What you will do
Copy each line of the records below that mentions the word "volume".

##### Input records

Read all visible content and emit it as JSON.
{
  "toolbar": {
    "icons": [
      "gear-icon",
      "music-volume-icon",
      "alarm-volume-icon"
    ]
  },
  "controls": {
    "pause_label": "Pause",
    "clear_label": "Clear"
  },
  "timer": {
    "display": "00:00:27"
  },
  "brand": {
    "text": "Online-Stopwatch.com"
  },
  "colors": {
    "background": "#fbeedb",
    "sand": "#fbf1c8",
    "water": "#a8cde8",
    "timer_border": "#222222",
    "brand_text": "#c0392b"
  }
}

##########

Exercise result
      "music-volume-icon",
      "alarm-volume-icon"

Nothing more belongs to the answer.